GLASGOW — The international climate talks went into overtime Friday evening, as negotiators wrestled behind closed doors over several sticking points in an agreement that could determine whether nations can prevent the planet from growing dangerously hot by midcentury.
A draft agreement released Friday morning called for a doubling of money to help developing countries cope with climate impacts, and said nations should strengthen their emissions-cutting targets by next year. The document urged countries to accelerate a coal phaseout and eliminate subsidies for fossil fuels.
Negotiators from about 200 countries worked into Saturday morning, arguing over several aspects of the document, including whether countries should be asked to return next year with stronger emissions plans, if wealthy countries should give financial help to developing countries suffering the worst impacts, and how to structure a global market for carbon.
They even disputed whether the final agreement should mention the words “fossil fuels,” which have never before appeared in a global climate agreement even though their combustion is the principal cause of climate change.
One of the most divisive questions involves whether industrialized countries that have prospered by burning coal, oil and gas should pay developing countries for the irreparable harms they have caused.
The state of the negotiations reflected the intensifying pressure on polluter countries to not only reduce greenhouse gas emissions far more quickly than they have been willing, but also to address the damage that those emissions have exacted on countries least responsible for the problem.
“There’s a huge disconnect between where we are, where we will be based on current projections and where we need to be in terms of what science is telling us,” said Saber Hossain Chowdhury, a negotiator from Bangladesh.
A new draft text was expected Saturday morning, according to summit organizers.
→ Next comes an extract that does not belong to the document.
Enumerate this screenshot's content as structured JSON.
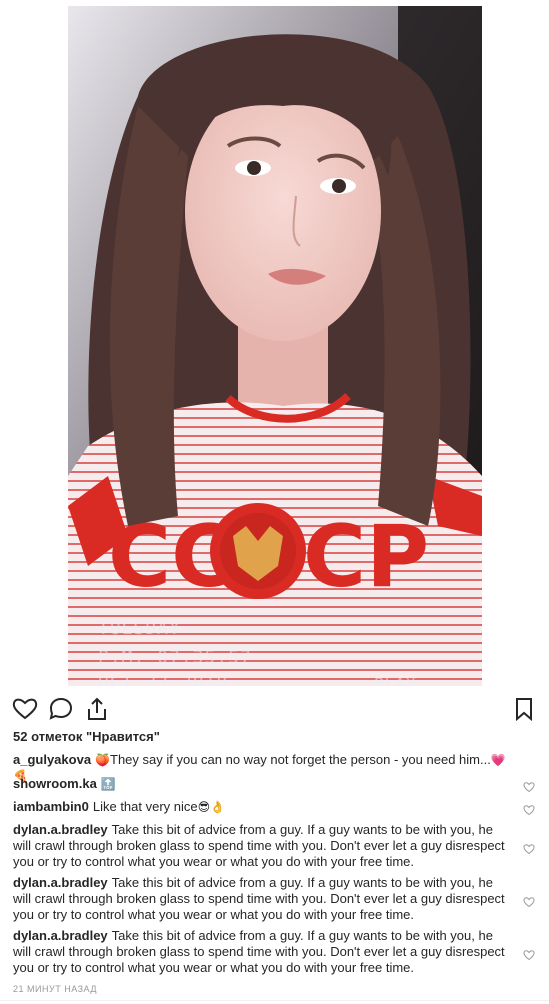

To reach a final agreement, all parties must approve. By tradition, if one country objects to language in the agreement, the talks can deadlock.
The summit host, Britain, had said its goal was to ensure that the planet would not heat more than 1.5 degrees Celsius (2.7 degrees Fahrenheit) by 2100, compared with preindustrial times. That is the threshold beyond which scientists say devastating heat waves, fires and floods become significantly more likely.
That goal is nowhere within reach.
The world has already warmed an average of 1.1 degrees Celsius since the Industrial Revolution, although some places have already heated more than that. One analysis found that even if all the pledges made in Glasgow are kept, temperatures will still skyrocket by 2.4 degrees Celsius by 2100.
The Kenyan environment minister, Keriako Tobiko, noted that an average global temperature rise of 1.5 degrees Celsius would translate into 3 degrees in Africa, intensifying erratic patterns of rainfall and drought that are already punishing farmers.
Read More: Glasgow Climate Talks Are Down to the Wire on Money, Ambition and Fossil Fuels